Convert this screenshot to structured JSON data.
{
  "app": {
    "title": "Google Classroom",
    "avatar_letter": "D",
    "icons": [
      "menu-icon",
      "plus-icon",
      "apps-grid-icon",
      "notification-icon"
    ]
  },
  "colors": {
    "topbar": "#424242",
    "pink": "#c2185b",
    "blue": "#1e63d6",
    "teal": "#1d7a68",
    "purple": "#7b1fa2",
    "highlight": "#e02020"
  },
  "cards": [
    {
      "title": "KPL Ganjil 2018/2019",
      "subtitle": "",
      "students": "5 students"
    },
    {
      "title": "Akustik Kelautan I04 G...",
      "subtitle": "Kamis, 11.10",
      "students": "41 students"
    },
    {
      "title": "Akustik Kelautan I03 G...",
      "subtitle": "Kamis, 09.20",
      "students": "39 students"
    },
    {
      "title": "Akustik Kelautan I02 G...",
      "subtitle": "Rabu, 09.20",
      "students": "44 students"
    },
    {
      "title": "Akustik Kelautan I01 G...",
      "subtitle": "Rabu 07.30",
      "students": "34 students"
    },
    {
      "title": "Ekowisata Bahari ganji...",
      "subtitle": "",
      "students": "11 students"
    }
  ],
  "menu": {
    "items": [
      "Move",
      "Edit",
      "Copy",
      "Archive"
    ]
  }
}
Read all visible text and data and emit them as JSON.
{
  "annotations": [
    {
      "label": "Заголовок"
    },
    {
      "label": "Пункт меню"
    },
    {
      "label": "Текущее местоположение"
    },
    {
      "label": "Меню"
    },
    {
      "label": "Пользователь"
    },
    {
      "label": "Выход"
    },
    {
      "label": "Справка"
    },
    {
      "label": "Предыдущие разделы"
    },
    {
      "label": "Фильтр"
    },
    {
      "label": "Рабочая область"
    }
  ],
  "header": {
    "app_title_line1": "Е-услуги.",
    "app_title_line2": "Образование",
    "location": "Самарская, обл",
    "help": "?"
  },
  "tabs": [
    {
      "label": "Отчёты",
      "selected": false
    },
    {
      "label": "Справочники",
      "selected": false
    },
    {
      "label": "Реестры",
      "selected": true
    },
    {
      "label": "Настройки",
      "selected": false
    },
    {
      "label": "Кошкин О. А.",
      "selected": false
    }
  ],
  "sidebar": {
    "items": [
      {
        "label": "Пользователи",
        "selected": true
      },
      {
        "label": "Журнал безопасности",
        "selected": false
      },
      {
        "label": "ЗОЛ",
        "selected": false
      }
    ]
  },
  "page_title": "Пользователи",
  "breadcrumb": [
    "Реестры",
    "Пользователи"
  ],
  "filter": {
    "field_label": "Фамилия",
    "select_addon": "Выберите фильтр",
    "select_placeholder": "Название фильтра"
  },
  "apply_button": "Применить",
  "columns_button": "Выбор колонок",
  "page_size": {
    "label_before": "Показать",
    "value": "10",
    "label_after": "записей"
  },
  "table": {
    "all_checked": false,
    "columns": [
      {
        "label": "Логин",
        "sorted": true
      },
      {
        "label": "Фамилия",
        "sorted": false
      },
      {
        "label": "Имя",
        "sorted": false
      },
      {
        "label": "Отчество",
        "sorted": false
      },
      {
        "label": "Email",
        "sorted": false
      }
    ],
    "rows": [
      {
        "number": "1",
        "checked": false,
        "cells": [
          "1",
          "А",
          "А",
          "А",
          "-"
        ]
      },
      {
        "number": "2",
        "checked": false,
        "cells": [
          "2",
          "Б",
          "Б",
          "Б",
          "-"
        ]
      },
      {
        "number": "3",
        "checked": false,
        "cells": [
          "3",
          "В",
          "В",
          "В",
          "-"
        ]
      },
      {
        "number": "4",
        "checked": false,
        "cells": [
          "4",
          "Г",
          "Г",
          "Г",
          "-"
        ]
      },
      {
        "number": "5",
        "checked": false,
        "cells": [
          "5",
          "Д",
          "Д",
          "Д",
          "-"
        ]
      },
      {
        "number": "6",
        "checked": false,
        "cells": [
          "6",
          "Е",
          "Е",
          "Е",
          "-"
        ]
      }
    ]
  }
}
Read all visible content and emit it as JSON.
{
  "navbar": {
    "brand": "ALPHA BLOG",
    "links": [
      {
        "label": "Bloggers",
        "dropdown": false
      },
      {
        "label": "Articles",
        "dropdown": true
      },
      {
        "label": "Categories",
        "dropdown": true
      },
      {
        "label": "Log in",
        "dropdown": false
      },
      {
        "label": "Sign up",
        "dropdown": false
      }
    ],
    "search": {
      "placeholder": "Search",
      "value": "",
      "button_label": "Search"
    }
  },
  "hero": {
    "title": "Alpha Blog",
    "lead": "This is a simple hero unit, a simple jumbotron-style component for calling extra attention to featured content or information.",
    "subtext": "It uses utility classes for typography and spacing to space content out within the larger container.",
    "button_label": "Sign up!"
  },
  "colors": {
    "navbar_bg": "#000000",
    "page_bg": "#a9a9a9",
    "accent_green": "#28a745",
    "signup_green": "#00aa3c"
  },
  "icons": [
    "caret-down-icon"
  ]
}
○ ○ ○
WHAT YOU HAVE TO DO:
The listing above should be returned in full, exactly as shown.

ANSWER SECTION:
Convert this screenshot to structured JSON data.
{
  "app": {
    "title": "Google Classroom",
    "avatar_letter": "D",
    "icons": [
      "menu-icon",
      "plus-icon",
      "apps-grid-icon",
      "notification-icon"
    ]
  },
  "colors": {
    "topbar": "#424242",
    "pink": "#c2185b",
    "blue": "#1e63d6",
    "teal": "#1d7a68",
    "purple": "#7b1fa2",
    "highlight": "#e02020"
  },
  "cards": [
    {
      "title": "KPL Ganjil 2018/2019",
      "subtitle": "",
      "students": "5 students"
    },
    {
      "title": "Akustik Kelautan I04 G...",
      "subtitle": "Kamis, 11.10",
      "students": "41 students"
    },
    {
      "title": "Akustik Kelautan I03 G...",
      "subtitle": "Kamis, 09.20",
      "students": "39 students"
    },
    {
      "title": "Akustik Kelautan I02 G...",
      "subtitle": "Rabu, 09.20",
      "students": "44 students"
    },
    {
      "title": "Akustik Kelautan I01 G...",
      "subtitle": "Rabu 07.30",
      "students": "34 students"
    },
    {
      "title": "Ekowisata Bahari ganji...",
      "subtitle": "",
      "students": "11 students"
    }
  ],
  "menu": {
    "items": [
      "Move",
      "Edit",
      "Copy",
      "Archive"
    ]
  }
}
Read all visible text and data and emit them as JSON.
{
  "annotations": [
    {
      "label": "Заголовок"
    },
    {
      "label": "Пункт меню"
    },
    {
      "label": "Текущее местоположение"
    },
    {
      "label": "Меню"
    },
    {
      "label": "Пользователь"
    },
    {
      "label": "Выход"
    },
    {
      "label": "Справка"
    },
    {
      "label": "Предыдущие разделы"
    },
    {
      "label": "Фильтр"
    },
    {
      "label": "Рабочая область"
    }
  ],
  "header": {
    "app_title_line1": "Е-услуги.",
    "app_title_line2": "Образование",
    "location": "Самарская, обл",
    "help": "?"
  },
  "tabs": [
    {
      "label": "Отчёты",
      "selected": false
    },
    {
      "label": "Справочники",
      "selected": false
    },
    {
      "label": "Реестры",
      "selected": true
    },
    {
      "label": "Настройки",
      "selected": false
    },
    {
      "label": "Кошкин О. А.",
      "selected": false
    }
  ],
  "sidebar": {
    "items": [
      {
        "label": "Пользователи",
        "selected": true
      },
      {
        "label": "Журнал безопасности",
        "selected": false
      },
      {
        "label": "ЗОЛ",
        "selected": false
      }
    ]
  },
  "page_title": "Пользователи",
  "breadcrumb": [
    "Реестры",
    "Пользователи"
  ],
  "filter": {
    "field_label": "Фамилия",
    "select_addon": "Выберите фильтр",
    "select_placeholder": "Название фильтра"
  },
  "apply_button": "Применить",
  "columns_button": "Выбор колонок",
  "page_size": {
    "label_before": "Показать",
    "value": "10",
    "label_after": "записей"
  },
  "table": {
    "all_checked": false,
    "columns": [
      {
        "label": "Логин",
        "sorted": true
      },
      {
        "label": "Фамилия",
        "sorted": false
      },
      {
        "label": "Имя",
        "sorted": false
      },
      {
        "label": "Отчество",
        "sorted": false
      },
      {
        "label": "Email",
        "sorted": false
      }
    ],
    "rows": [
      {
        "number": "1",
        "checked": false,
        "cells": [
          "1",
          "А",
          "А",
          "А",
          "-"
        ]
      },
      {
        "number": "2",
        "checked": false,
        "cells": [
          "2",
          "Б",
          "Б",
          "Б",
          "-"
        ]
      },
      {
        "number": "3",
        "checked": false,
        "cells": [
          "3",
          "В",
          "В",
          "В",
          "-"
        ]
      },
      {
        "number": "4",
        "checked": false,
        "cells": [
          "4",
          "Г",
          "Г",
          "Г",
          "-"
        ]
      },
      {
        "number": "5",
        "checked": false,
        "cells": [
          "5",
          "Д",
          "Д",
          "Д",
          "-"
        ]
      },
      {
        "number": "6",
        "checked": false,
        "cells": [
          "6",
          "Е",
          "Е",
          "Е",
          "-"
        ]
      }
    ]
  }
}
Read all visible content and emit it as JSON.
{
  "navbar": {
    "brand": "ALPHA BLOG",
    "links": [
      {
        "label": "Bloggers",
        "dropdown": false
      },
      {
        "label": "Articles",
        "dropdown": true
      },
      {
        "label": "Categories",
        "dropdown": true
      },
      {
        "label": "Log in",
        "dropdown": false
      },
      {
        "label": "Sign up",
        "dropdown": false
      }
    ],
    "search": {
      "placeholder": "Search",
      "value": "",
      "button_label": "Search"
    }
  },
  "hero": {
    "title": "Alpha Blog",
    "lead": "This is a simple hero unit, a simple jumbotron-style component for calling extra attention to featured content or information.",
    "subtext": "It uses utility classes for typography and spacing to space content out within the larger container.",
    "button_label": "Sign up!"
  },
  "colors": {
    "navbar_bg": "#000000",
    "page_bg": "#a9a9a9",
    "accent_green": "#28a745",
    "signup_green": "#00aa3c"
  },
  "icons": [
    "caret-down-icon"
  ]
}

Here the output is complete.